Our heroes are close to the break they need in this case, stalking coolly around the luxuriously-appointed flat of the killer. They know, and we know, that he’s the one, but they haven’t been able to crack him just yet, and he’s politely tolerating their presence yet again as they appear under the guise of wanting to ask him a few clarifying questions, but we all know he’s this close to throwing them out and demanding that they contact him through his lawyer if they have further questions in the future. This may well be the last time we get an unfettered look at his flat without a warrant.
So of course, it makes total sense for one of our heroes to excuse herself to use the bathroom.
‘Just through the hall there,’ our killer says, and she melts away into the background while her partner tries to distract the killer long enough for her to root out some evidence, rip hair from his brush for use in a DNA test, collect that critical piece of information that will allow the police to come in with guns blazing, bringing justice and closure just in time for the end of the episode.
Television is the land of nebulously legal police searches. We often see them used, in fact, as the crux of a case, and they’re generally presented in a positive light, as something that viewers should view as completely acceptable. After all, they allow our heroes to solve the crime and end up on top, bringing the bad guy in for punishment. They certainly aren’t something we should question or feel uneasy about, and the evidence uncovered during such searches should absolutely be valid in court because it was discovered in pursuit of justice.
Except that search and seizure isn’t about justice and who’s heroic. It’s about following carefully established legal procedure that protects civil rights under the Constitution, numerous court decisions, and legislation. If that procedure isn’t followed, people have a right to challenge evidence, even (especially) when it plays a critical role in their conviction or leads law enforcement to a killer. Because without these legal protections in place, we would be in a Wild West of evidence, and that is not a place where we want to be, because it could set extremely dangerous precedents in the real world, not just on television.

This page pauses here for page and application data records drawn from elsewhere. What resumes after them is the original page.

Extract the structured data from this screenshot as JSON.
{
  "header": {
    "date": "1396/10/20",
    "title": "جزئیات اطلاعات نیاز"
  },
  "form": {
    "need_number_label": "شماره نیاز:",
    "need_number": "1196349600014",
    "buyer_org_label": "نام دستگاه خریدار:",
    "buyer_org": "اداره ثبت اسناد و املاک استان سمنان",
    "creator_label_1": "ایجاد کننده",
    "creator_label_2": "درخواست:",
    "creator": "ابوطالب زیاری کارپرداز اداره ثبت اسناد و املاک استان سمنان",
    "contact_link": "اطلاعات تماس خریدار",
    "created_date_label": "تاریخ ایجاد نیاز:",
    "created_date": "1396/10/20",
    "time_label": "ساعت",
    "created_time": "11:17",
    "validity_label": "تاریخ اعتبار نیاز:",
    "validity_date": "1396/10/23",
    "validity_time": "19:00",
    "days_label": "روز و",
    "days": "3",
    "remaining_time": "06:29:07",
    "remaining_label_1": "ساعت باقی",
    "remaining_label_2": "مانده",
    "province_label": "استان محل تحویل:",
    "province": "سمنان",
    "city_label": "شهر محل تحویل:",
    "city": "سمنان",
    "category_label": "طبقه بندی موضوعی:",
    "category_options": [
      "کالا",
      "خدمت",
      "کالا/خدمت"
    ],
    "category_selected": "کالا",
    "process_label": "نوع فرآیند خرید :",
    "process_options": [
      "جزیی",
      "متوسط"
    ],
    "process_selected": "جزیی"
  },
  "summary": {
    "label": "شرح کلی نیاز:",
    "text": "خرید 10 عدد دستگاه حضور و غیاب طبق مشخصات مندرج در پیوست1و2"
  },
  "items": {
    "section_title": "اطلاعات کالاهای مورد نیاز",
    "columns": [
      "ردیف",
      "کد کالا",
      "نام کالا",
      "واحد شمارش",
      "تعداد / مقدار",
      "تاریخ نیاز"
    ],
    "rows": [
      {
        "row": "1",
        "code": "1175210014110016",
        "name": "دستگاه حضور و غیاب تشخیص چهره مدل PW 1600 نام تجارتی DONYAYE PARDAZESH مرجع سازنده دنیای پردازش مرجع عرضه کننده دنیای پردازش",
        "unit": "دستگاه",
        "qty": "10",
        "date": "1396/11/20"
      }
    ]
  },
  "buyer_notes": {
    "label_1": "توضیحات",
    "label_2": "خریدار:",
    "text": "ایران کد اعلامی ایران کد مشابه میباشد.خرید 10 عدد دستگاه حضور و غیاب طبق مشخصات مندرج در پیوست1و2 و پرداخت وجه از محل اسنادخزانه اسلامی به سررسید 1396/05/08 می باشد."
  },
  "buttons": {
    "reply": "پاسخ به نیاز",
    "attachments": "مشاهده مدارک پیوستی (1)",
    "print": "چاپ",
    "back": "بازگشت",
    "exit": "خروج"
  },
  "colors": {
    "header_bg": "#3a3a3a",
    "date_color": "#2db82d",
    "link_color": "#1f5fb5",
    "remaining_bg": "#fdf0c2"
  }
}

The thing about evidence is that it can be the keystone of a case. It’s the thing the prosecution needs to present to persuade the jury of the guilt of the defendant. The prosecution bears the burden of proof and it’s that evidence that carries the proof. If the prosecution were permitted to use dodgy evidence, there’d be nothing stopping any prosecutor from using fabricated evidence, confessions gained in dubious circumstances, fraudulent material, and evidence obtained in illegal searches that violated privacy rights or were conducted in conditions when the defendant was illegally misled by law enforcement to consent to the search.
Not all civilians are aware of all their civil rights and it can be difficult to defend those rights in tense situations even for those who do know them. I’m not the only person who’s been in a situation where police have tried to illegally search my car, for example, and where I needed to take a deep breath to try to stay calm enough to clearly lodge my objections to any attempted search and make sure those were noted on the record. As a white person of a fairly privileged occupational and class status, I can be confident that, most of the time, when I assert my rights I will be respected and if it came to a court case, I’d likely win.
The majority of defendants in the United States did not have access to the educational opportunities I did, nor do they occupy the same status with respect to law enforcement. Which means that they are often targeted for illegal search and seizure. Which means that when pop culture reinforces the idea that such searches are justifiable in the name of justice and solving crimes, juries and members of the general public don’t understand the nature of evidentiary challenges and why it’s so important to protect civil rights.
It doesn’t matter what crime someone stands accused of, and even whether the person committed that crime. If the evidence was collected in illegal circumstances, it cannot be presented in court, and law enforcement should know better than to use illegal searches to gather material for a case, because it can and should be thrown out in court. And that can mean the ruin of a case, all because someone was hasty or thought it would be possible to get away with a violation of civil rights because of the defendant’s lesser social status.
The kinds of messages sent by pop culture depictions of law enforcement are often frustrating. Pop culture normalises the widespread use of surveillance, for example, and even positions it as a good thing allowing police to track killers and use ubiquitous cameras to follow victims and assailants over the course of a given time period. Consequently, people tend to be more complacent about the use of cameras and other surveillance tools than they might otherwise be. Likewise, pop culture’s cavalier attitude towards proper evidence collection and handling sets a precedent, planting the idea that it’s acceptable and sometimes even necessary to cut corners in the larger name of solving a case.
Is this really what we want to be presenting to consumers of pop culture? Is it such a good idea to reinforce the notion that it’s acceptable to violate civil rights in the interest of a larger goal? Do the ends justify the means? Attorneys fighting on cases like these would argue no, and they’d be correct. The question is: why is pop culture so invested in propping up iconising notions of law enforcement?